I think this could really go somewhere, with the right backing. I shall call it "Marginal Gains" (which I think is a catchy label).
Has never ridden RAAM
---------
No.11  Because of the great host of those who dislike the least appearance of "swank " when they travel the roads and lanes. - From Kuklos' 39 Articles

Re: SPD -> SPD-SL
« Reply #40 on: January 15, 2019, 11:28:22 am »
in winter it could be 'marginal chilblains'…..?


{IGMC.....}

whosatthewheel

Re: SPD -> SPD-SL
« Reply #41 on: January 15, 2019, 11:40:14 am »

My physio has suggested that my knee pain is coming about from the amount of float I have on my SPD's, coupled with the small contact area, and that for the amount of riding I'm doing, I'd benefit from moving to road clipless.

Before I hit buy on some PD R550, and a rather expensive pair of Gærne shoes (the only comfortable ones in the shop), is there anything I should be aware of?

What's the best way of working out the correct clear position? Is it something I can extrapolate from my existing SPD shoes/cleat setup?

J

I think your physio is talking nonsense.

Re: SPD -> SPD-SL
« Reply #42 on: January 15, 2019, 05:39:12 pm »
Has your physio suggested lower leg raises to wake up the VMO muscle?  If you've recently started riding more, the quadriceps often develop in an unbalanced way and pull the kneecap outwards as you pedal.  The VMO pulls the other way and keeps it in line.  Generally, you only need to do the exercise for a couple of weeks and then it behaves itself for ever (or as long as you keep riding).

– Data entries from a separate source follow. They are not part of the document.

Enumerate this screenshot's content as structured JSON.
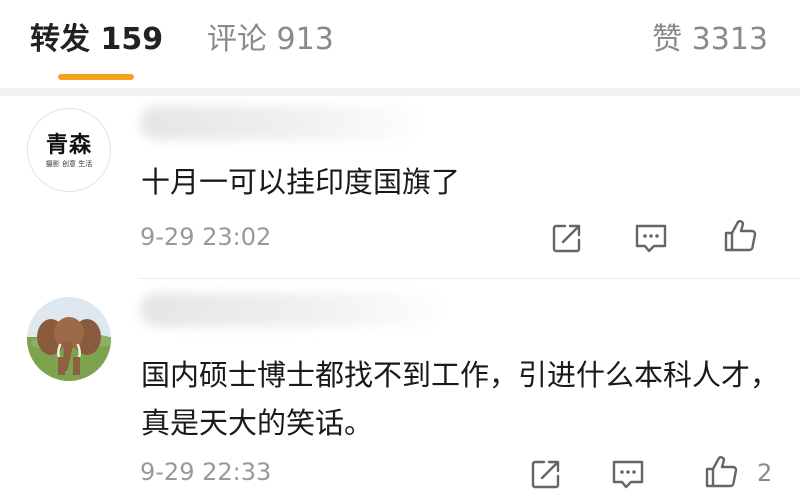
{
  "tabs": {
    "reposts": "转发 159",
    "comments": "评论 913",
    "likes": "赞 3313"
  },
  "accent_color": "#f7a21b",
  "comments": [
    {
      "avatar": {
        "text": "青森",
        "subtext": "摄影 创意 生活"
      },
      "text": "十月一可以挂印度国旗了",
      "time": "9-29 23:02",
      "like_count": ""
    },
    {
      "avatar": {
        "icon": "elephant-avatar"
      },
      "text": "国内硕士博士都找不到工作，引进什么本科人才，真是天大的笑话。",
      "time": "9-29 22:33",
      "like_count": "2"
    }
  ]
}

What is your saddle height from BB spindle to saddle top, as a percentage of inside leg?  If it's below 85%, you're asking for trouble as you're trying to put power through a very bent knee.  Mine's at 95%, which is admittedly at the upper end of the scale, but I never get knee problems.

As bobb with the cool hair points out, you should check your pedalling style.  Racers used to be taught to brush the top tube with their knees, in the days of horizontal top tubes.  You shouldn't ride with your knees stuck out.

Float is generally a good thing.  if you have rotational AND lateral float*, even better.

*I don't know what modern pedal system has lateral float, but the original Time system, as used by Indurain et al, used it a a USP when it came out.
Never tell me the odds.

mattc

  • n.b. have grown beard since photo taken
    • Didcot Audaxes
Re: SPD -> SPD-SL
« Reply #43 on: January 20, 2019, 02:30:37 pm »
Compressed for neatness:
(click to show/hide)
... but here's the highlight:
GCN did something on it more recently:
https://www.velonews.com/2014/10/training/video-gcn-investigates-real-difference-clipless-flat-pedals_351535
It's a video but the punchline is 'Flat pedals seem to be a tiny bit more efficient than your clipless ones...'
Good googling - thanks!

(Now I wonder what %age of roadies can actually be convinced of this. My success so far is a very round number ... )

I also found this reference to it:

https://www.bikeradar.com/forums/viewtopic.php?f=40013&t=12890212&sid=6109a7aa24f0a87e8a3b0a4a4987c705&start=20#p17992497
Has never ridden RAAM
---------
No.11  Because of the great host of those who dislike the least appearance of "swank " when they travel the roads and lanes. - From Kuklos' 39 Articles